On Monday, Lebanese Prime Minister Saad Hariri told UNIFIL commander Maj. Gen. Stefano Del Col that Beirut remained committed to upholding UN Resolution 1701 and the Lebanese army would “conduct patrols to deal with any flaw in the implementation of Resolution 1701 from the Lebanese side,” official Lebanese state media outlet National News Agency reported.
According to al-Akhbar, Lebanon is refusing to discuss letting international forces intervene in dealing with the tunnels, and UNIFIL is skittish about taking any action that could create tensions with those living in southern villages along the border, or with Hezbollah itself.
The Beirut government has also been told by Russia to keep the peace along the border following a visit earlier this month to Moscow by senior IDF officers who presented the Russians with evidence of the Hezbollah tunnels, Channel 10 television reported Monday.
On Monday UNIFIL declared the tunnels a violation of the UN resolution that ended the 2006 Second Lebanon War, saying it has confirmed that at least two tunnels crossed into Israel.
It was the first such pronouncement about the tunnels from the peacekeeping group, formally known as the UN Interim Force in Lebanon.
In a statement, UNIFIL confirmed the existence of the four tunnels that Israel announced it had discovered along the border. The peacekeeping force said it ordered an independent investigations of the passages, which has so far found that at least two of the four penetrated into Israeli territory
“These constitute violations of UN Security Council Resolution 1701,” the statement said.
UN Resolution 1701 called for all armed groups in Lebanon besides the country’s military to remain north of the Litani River.
UNIFIL’s announcement came hours after Israeli and Lebanese troops verbally sparred along the border with guns drawn over the exact location of the border, after Israel placed concertina wire along the Blue Line as part of the ongoing tunnel-busting operation.
UN peacekeepers were at the scene, working to prevent conflict between the two sides.
— علي شعيب ???????? (@ali_shoeib1) December 17, 2018
Israel has for years claimed that Hezbollah has been violating Resolution 1701 by conducting military activities along the border. UNIFIL has largely rebuffed these allegations, and its announcement on Monday represented one of the few cases in which it has confirmed a violation of the UN resolution.

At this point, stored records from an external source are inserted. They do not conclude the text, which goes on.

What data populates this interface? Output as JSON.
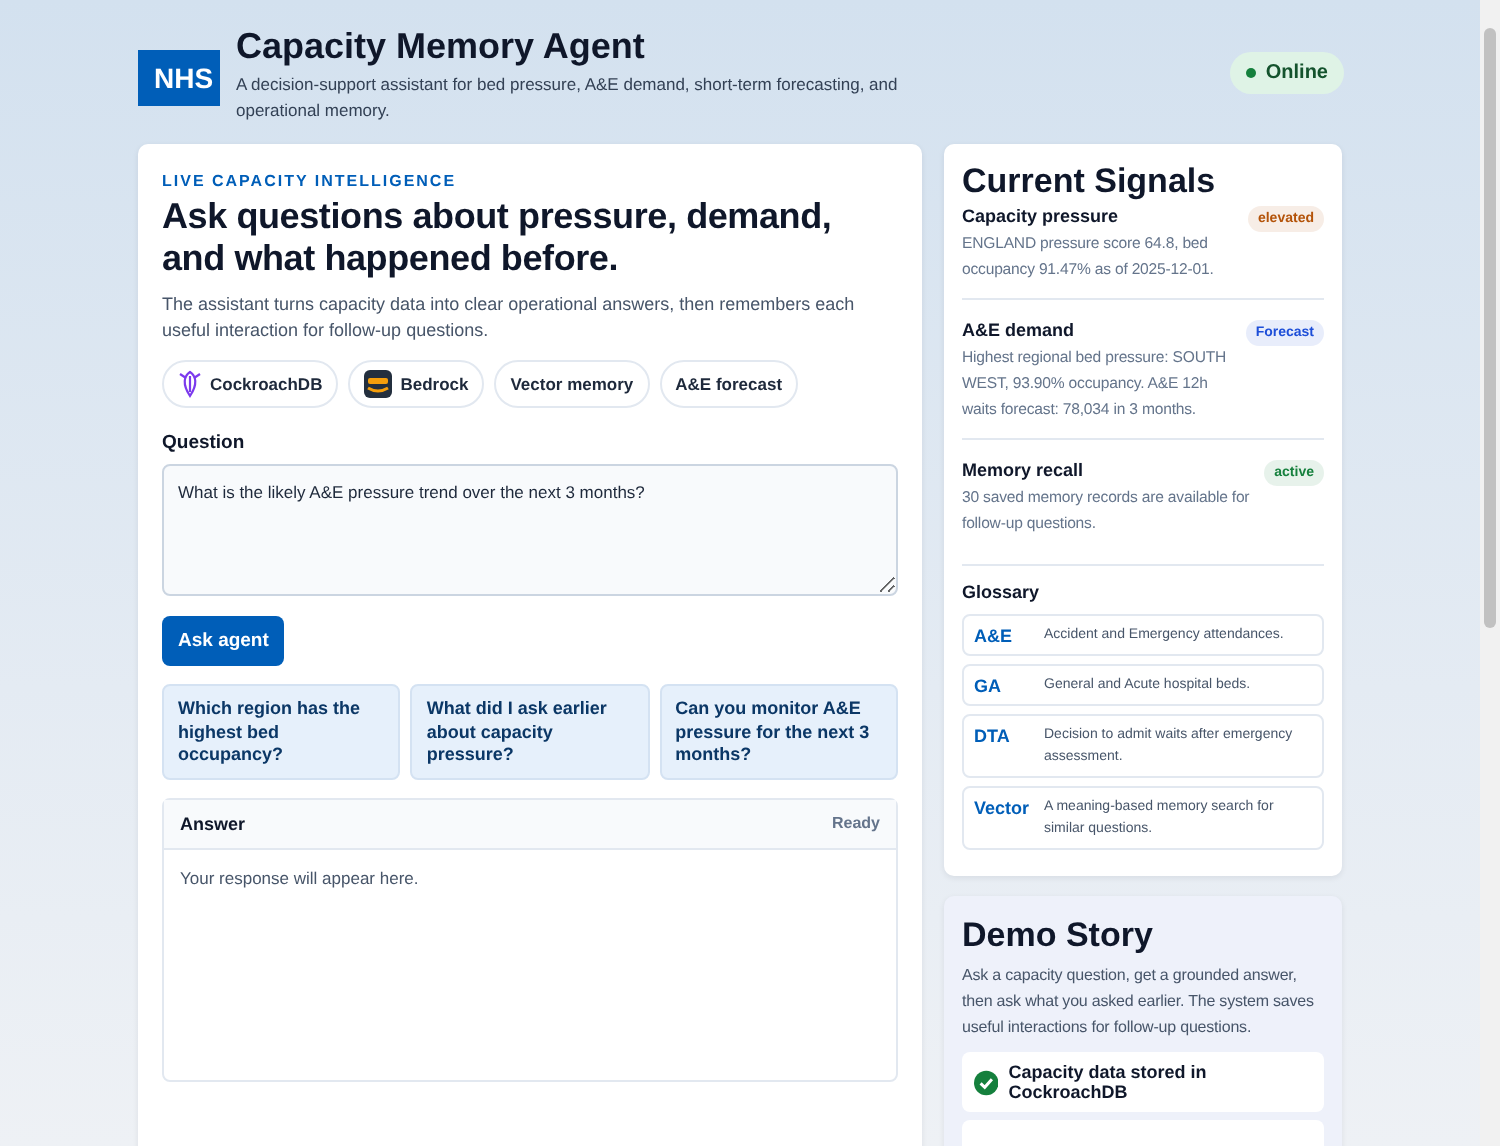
{
  "header": {
    "logo": "NHS",
    "title": "Capacity Memory Agent",
    "subtitle": "A decision-support assistant for bed pressure, A&E demand, short-term forecasting, and operational memory.",
    "status": {
      "label": "Online",
      "online": true
    }
  },
  "main": {
    "eyebrow": "LIVE CAPACITY INTELLIGENCE",
    "heading": "Ask questions about pressure, demand, and what happened before.",
    "intro": "The assistant turns capacity data into clear operational answers, then remembers each useful interaction for follow-up questions.",
    "chips": [
      {
        "label": "CockroachDB",
        "kind": "cockroach"
      },
      {
        "label": "Bedrock",
        "kind": "aws"
      },
      {
        "label": "Vector memory",
        "kind": "plain"
      },
      {
        "label": "A&E forecast",
        "kind": "plain"
      }
    ],
    "question_label": "Question",
    "question_value": "What is the likely A&E pressure trend over the next 3 months?",
    "ask_button": "Ask agent",
    "suggestions": [
      "Which region has the highest bed occupancy?",
      "What did I ask earlier about capacity pressure?",
      "Can you monitor A&E pressure for the next 3 months?"
    ],
    "answer": {
      "title": "Answer",
      "status": "Ready",
      "placeholder": "Your response will appear here."
    }
  },
  "signals": {
    "title": "Current Signals",
    "items": [
      {
        "name": "Capacity pressure",
        "badge": "elevated",
        "color": "#b45309",
        "text": "ENGLAND pressure score 64.8, bed occupancy 91.47% as of 2025-12-01."
      },
      {
        "name": "A&E demand",
        "badge": "Forecast",
        "color": "#1d4ed8",
        "text": "Highest regional bed pressure: SOUTH WEST, 93.90% occupancy. A&E 12h waits forecast: 78,034 in 3 months."
      },
      {
        "name": "Memory recall",
        "badge": "active",
        "color": "#15803d",
        "text": "30 saved memory records are available for follow-up questions."
      }
    ],
    "glossary_title": "Glossary",
    "glossary": [
      {
        "term": "A&E",
        "meaning": "Accident and Emergency attendances."
      },
      {
        "term": "GA",
        "meaning": "General and Acute hospital beds."
      },
      {
        "term": "DTA",
        "meaning": "Decision to admit waits after emergency assessment."
      },
      {
        "term": "Vector",
        "meaning": "A meaning-based memory search for similar questions."
      }
    ]
  },
  "demo": {
    "title": "Demo Story",
    "text": "Ask a capacity question, get a grounded answer, then ask what you asked earlier. The system saves useful interactions for follow-up questions.",
    "steps": [
      {
        "label": "Capacity data stored in CockroachDB",
        "done": true
      }
    ]
  }
}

According to the IDF, Operation Northern Shield is taking place close to Lebanese territory, sometimes on the north side of the border wall, albeit still inside Israeli territory.
The operation has raised prospects of a possible fresh conflict on the volatile border, though Lebanon has downplayed chances of war so long as Israeli troops do not cross the border. UN peacekeepers have also stepped up patrols to ensure the frontier remains calm.
An IDF incursion into Lebanon could spark a major confrontation with Hezbollah, which bills itself as a defender of Lebanon against Israeli aggression.
Judah Ari Gross contributed to this report.